Aim of the exercise: Take each line from the material below that includes the string "Enabled" and copy it.

Data excerpts:
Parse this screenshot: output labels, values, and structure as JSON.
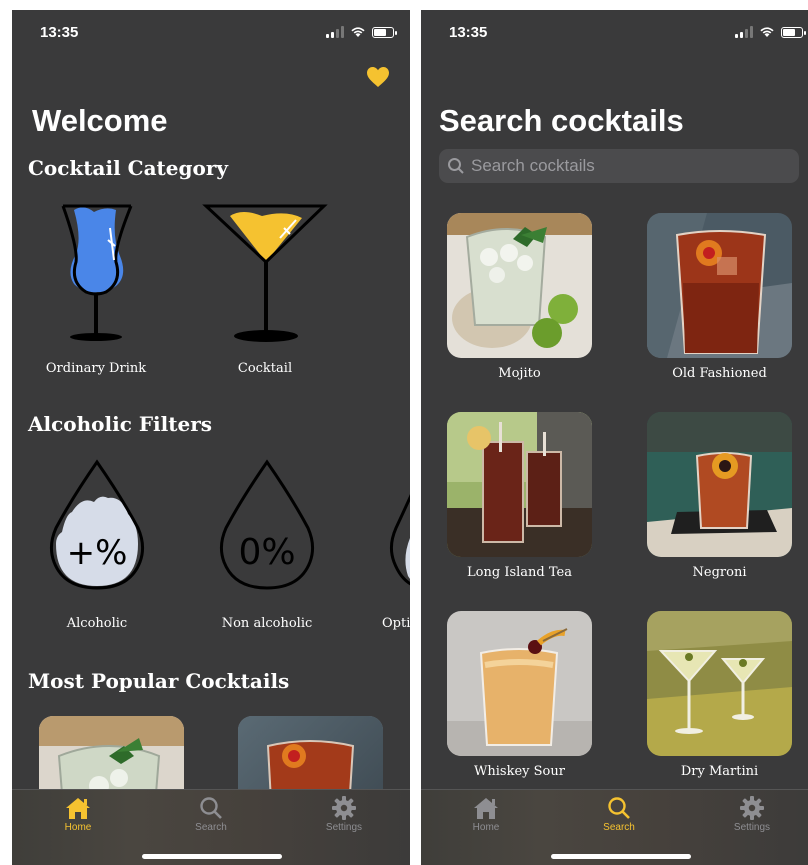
{
  "status": {
    "time": "13:35"
  },
  "home": {
    "title": "Welcome",
    "category_section": "Cocktail Category",
    "categories": [
      {
        "label": "Ordinary Drink",
        "icon": "highball-glass-icon",
        "color": "#4a86e8"
      },
      {
        "label": "Cocktail",
        "icon": "martini-glass-icon",
        "color": "#f5c230"
      }
    ],
    "filters_section": "Alcoholic Filters",
    "filters": [
      {
        "label": "Alcoholic",
        "glyph": "+%"
      },
      {
        "label": "Non alcoholic",
        "glyph": "0%"
      },
      {
        "label": "Opti"
      }
    ],
    "popular_section": "Most Popular Cocktails"
  },
  "search_screen": {
    "title": "Search cocktails",
    "placeholder": "Search cocktails",
    "results": [
      {
        "name": "Mojito"
      },
      {
        "name": "Old Fashioned"
      },
      {
        "name": "Long Island Tea"
      },
      {
        "name": "Negroni"
      },
      {
        "name": "Whiskey Sour"
      },
      {
        "name": "Dry Martini"
      }
    ]
  },
  "tabbar": {
    "home": "Home",
    "search": "Search",
    "settings": "Settings"
  },
  "colors": {
    "accent": "#f5c230",
    "background": "#3a3a3b",
    "inactive": "#8e8e92"
  }
}
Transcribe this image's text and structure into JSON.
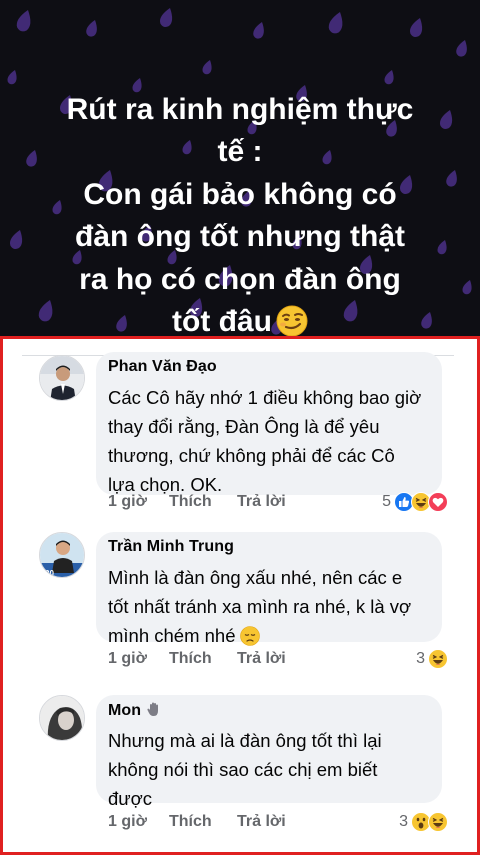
{
  "banner": {
    "title": "Rút ra kinh nghiệm thực\ntế  :\nCon gái bảo không có\nđàn ông tốt nhưng thật\nra họ có chọn đàn ông\ntốt đâu",
    "emoji": "smirk-face-icon",
    "background": "#0e0e14",
    "drop_color": "#4a2f86"
  },
  "frame_color": "#e02020",
  "comments": [
    {
      "author": "Phan Văn Đạo",
      "text": "Các Cô hãy nhớ 1 điều không bao giờ\nthay đổi rằng, Đàn Ông là để yêu\nthương, chứ không phải để các Cô\nlựa chọn. OK.",
      "time": "1 giờ",
      "like": "Thích",
      "reply": "Trả lời",
      "reaction_count": "5",
      "reactions": [
        "like",
        "haha",
        "love"
      ]
    },
    {
      "author": "Trần Minh Trung",
      "text": "Mình là đàn ông xấu nhé, nên các e\ntốt nhất tránh xa mình ra nhé, k là vợ\nmình chém nhé",
      "time": "1 giờ",
      "like": "Thích",
      "reply": "Trả lời",
      "reaction_count": "3",
      "reactions": [
        "haha"
      ]
    },
    {
      "author": "Mon",
      "text": "Nhưng mà ai là đàn ông tốt thì lại\nkhông nói thì sao các chị em biết\nđược",
      "time": "1 giờ",
      "like": "Thích",
      "reply": "Trả lời",
      "reaction_count": "3",
      "reactions": [
        "wow",
        "haha"
      ]
    }
  ]
}
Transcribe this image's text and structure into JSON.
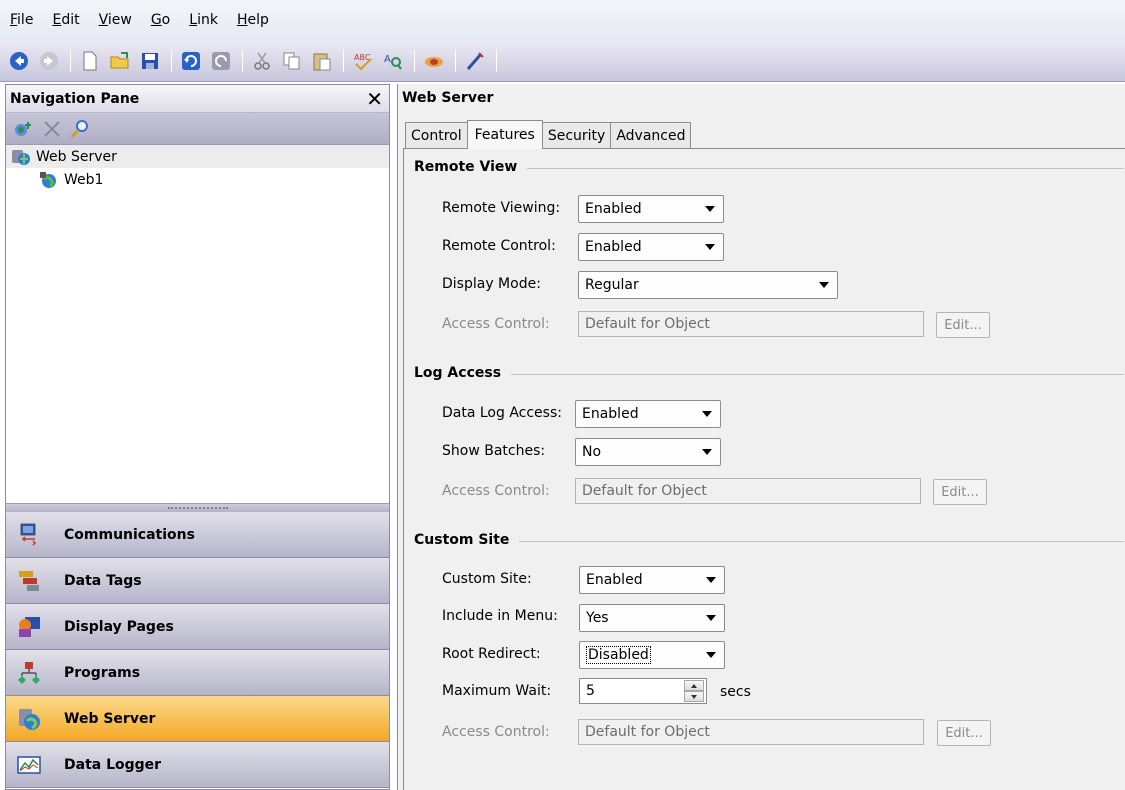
{
  "menu": [
    {
      "pre": "",
      "ul": "F",
      "post": "ile"
    },
    {
      "pre": "",
      "ul": "E",
      "post": "dit"
    },
    {
      "pre": "",
      "ul": "V",
      "post": "iew"
    },
    {
      "pre": "",
      "ul": "G",
      "post": "o"
    },
    {
      "pre": "",
      "ul": "L",
      "post": "ink"
    },
    {
      "pre": "",
      "ul": "H",
      "post": "elp"
    }
  ],
  "nav": {
    "title": "Navigation Pane",
    "tree": {
      "root": "Web Server",
      "child": "Web1"
    },
    "buttons": [
      {
        "label": "Communications"
      },
      {
        "label": "Data Tags"
      },
      {
        "label": "Display Pages"
      },
      {
        "label": "Programs"
      },
      {
        "label": "Web Server"
      },
      {
        "label": "Data Logger"
      }
    ],
    "active_button": "Web Server"
  },
  "right": {
    "title": "Web Server",
    "tabs": [
      "Control",
      "Features",
      "Security",
      "Advanced"
    ],
    "active_tab": "Features",
    "remote_view": {
      "title": "Remote View",
      "remote_viewing_label": "Remote Viewing:",
      "remote_viewing_value": "Enabled",
      "remote_control_label": "Remote Control:",
      "remote_control_value": "Enabled",
      "display_mode_label": "Display Mode:",
      "display_mode_value": "Regular",
      "access_control_label": "Access Control:",
      "access_control_value": "Default for Object",
      "edit_label": "Edit..."
    },
    "log_access": {
      "title": "Log Access",
      "data_log_access_label": "Data Log Access:",
      "data_log_access_value": "Enabled",
      "show_batches_label": "Show Batches:",
      "show_batches_value": "No",
      "access_control_label": "Access Control:",
      "access_control_value": "Default for Object",
      "edit_label": "Edit..."
    },
    "custom_site": {
      "title": "Custom Site",
      "custom_site_label": "Custom Site:",
      "custom_site_value": "Enabled",
      "include_in_menu_label": "Include in Menu:",
      "include_in_menu_value": "Yes",
      "root_redirect_label": "Root Redirect:",
      "root_redirect_value": "Disabled",
      "maximum_wait_label": "Maximum Wait:",
      "maximum_wait_value": "5",
      "maximum_wait_unit": "secs",
      "access_control_label": "Access Control:",
      "access_control_value": "Default for Object",
      "edit_label": "Edit..."
    }
  }
}
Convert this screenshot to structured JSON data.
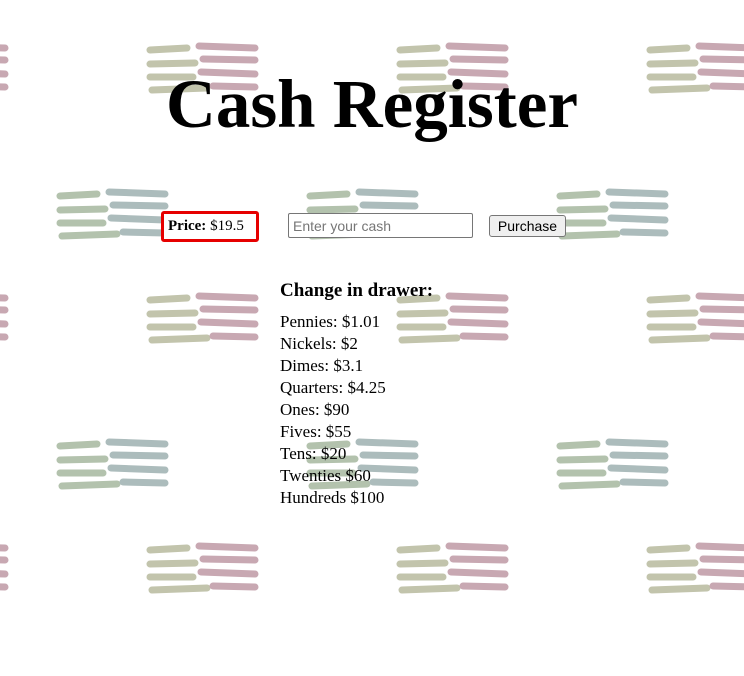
{
  "header": {
    "title": "Cash Register"
  },
  "price": {
    "label": "Price:",
    "value": "$19.5"
  },
  "cash_input": {
    "placeholder": "Enter your cash",
    "value": ""
  },
  "purchase_button": {
    "label": "Purchase"
  },
  "drawer": {
    "title": "Change in drawer:",
    "items": [
      "Pennies: $1.01",
      "Nickels: $2",
      "Dimes: $3.1",
      "Quarters: $4.25",
      "Ones: $90",
      "Fives: $55",
      "Tens: $20",
      "Twenties $60",
      "Hundreds $100"
    ]
  },
  "colors": {
    "background": "#ffffff",
    "price_border": "#e60000",
    "pattern_olive": "#c2c4ac",
    "pattern_mauve": "#c8a8b2",
    "pattern_green": "#b3c2ad",
    "pattern_slate": "#acbcbc"
  }
}
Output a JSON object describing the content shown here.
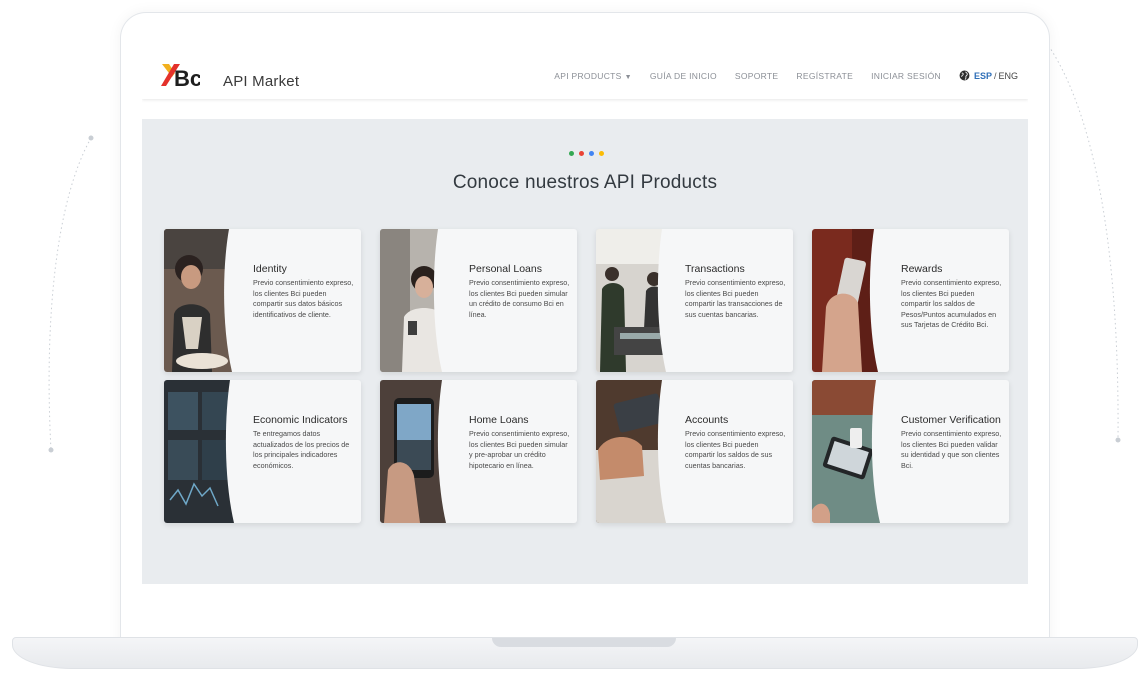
{
  "header": {
    "brand_text": "API Market",
    "nav": [
      {
        "label": "API PRODUCTS"
      },
      {
        "label": "GUÍA DE INICIO"
      },
      {
        "label": "SOPORTE"
      },
      {
        "label": "REGÍSTRATE"
      },
      {
        "label": "INICIAR SESIÓN"
      }
    ],
    "lang": {
      "esp": "ESP",
      "separator": "/",
      "eng": "ENG"
    }
  },
  "section": {
    "title": "Conoce nuestros API Products",
    "dot_colors": [
      "#34a853",
      "#ea4335",
      "#4285f4",
      "#fbbc05"
    ]
  },
  "products": [
    {
      "title": "Identity",
      "desc": "Previo consentimiento expreso, los clientes Bci pueden compartir sus datos básicos identificativos de cliente."
    },
    {
      "title": "Personal Loans",
      "desc": "Previo consentimiento expreso, los clientes Bci pueden simular un crédito de consumo Bci en línea."
    },
    {
      "title": "Transactions",
      "desc": "Previo consentimiento expreso, los clientes Bci pueden compartir las transacciones de sus cuentas bancarias."
    },
    {
      "title": "Rewards",
      "desc": "Previo consentimiento expreso, los clientes Bci pueden compartir los saldos de Pesos/Puntos acumulados en sus Tarjetas de Crédito Bci."
    },
    {
      "title": "Economic Indicators",
      "desc": "Te entregamos datos actualizados de los precios de los principales indicadores económicos."
    },
    {
      "title": "Home Loans",
      "desc": "Previo consentimiento expreso, los clientes Bci pueden simular y pre-aprobar un crédito hipotecario en línea."
    },
    {
      "title": "Accounts",
      "desc": "Previo consentimiento expreso, los clientes Bci pueden compartir los saldos de sus cuentas bancarias."
    },
    {
      "title": "Customer Verification",
      "desc": "Previo consentimiento expreso, los clientes Bci pueden validar su identidad y que son clientes Bci."
    }
  ],
  "colors": {
    "accent_blue": "#2f6fb7",
    "logo_red": "#e4312b",
    "logo_yellow": "#f2b01e",
    "section_bg": "#e9ecef"
  }
}
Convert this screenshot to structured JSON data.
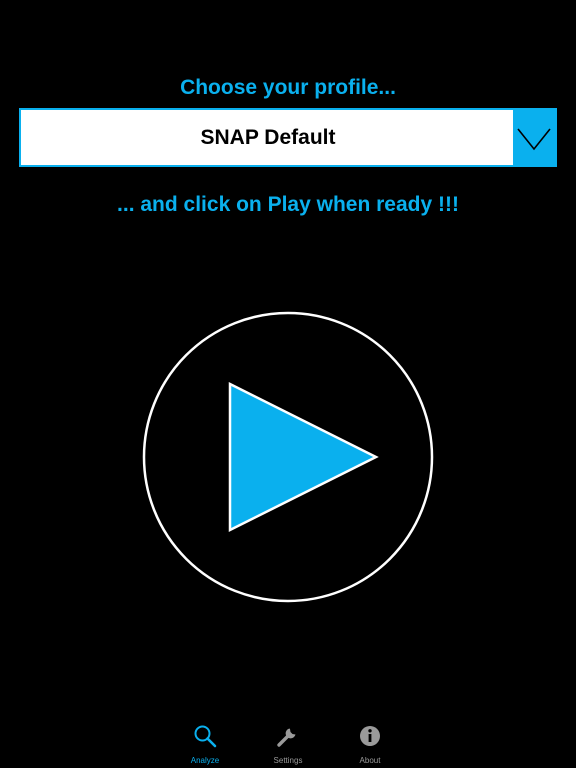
{
  "header": {
    "prompt_top": "Choose your profile...",
    "prompt_bottom": "... and click on Play when ready !!!"
  },
  "profile_selector": {
    "selected_value": "SNAP Default",
    "toggle_icon": "chevron-down-icon"
  },
  "play_button": {
    "icon": "play-icon"
  },
  "tab_bar": {
    "active_tab": "Analyze",
    "items": [
      {
        "label": "Analyze",
        "icon": "search-icon",
        "active": true
      },
      {
        "label": "Settings",
        "icon": "wrench-icon",
        "active": false
      },
      {
        "label": "About",
        "icon": "info-icon",
        "active": false
      }
    ]
  },
  "colors": {
    "accent": "#0ab0ee",
    "background": "#000000",
    "inactive_tab": "#9a9a9a",
    "select_background": "#ffffff"
  }
}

Completed exercise:
      "remote_viewing_value": "Enabled",
      "remote_control_value": "Enabled",
      "data_log_access_value": "Enabled",
      "custom_site_value": "Enabled",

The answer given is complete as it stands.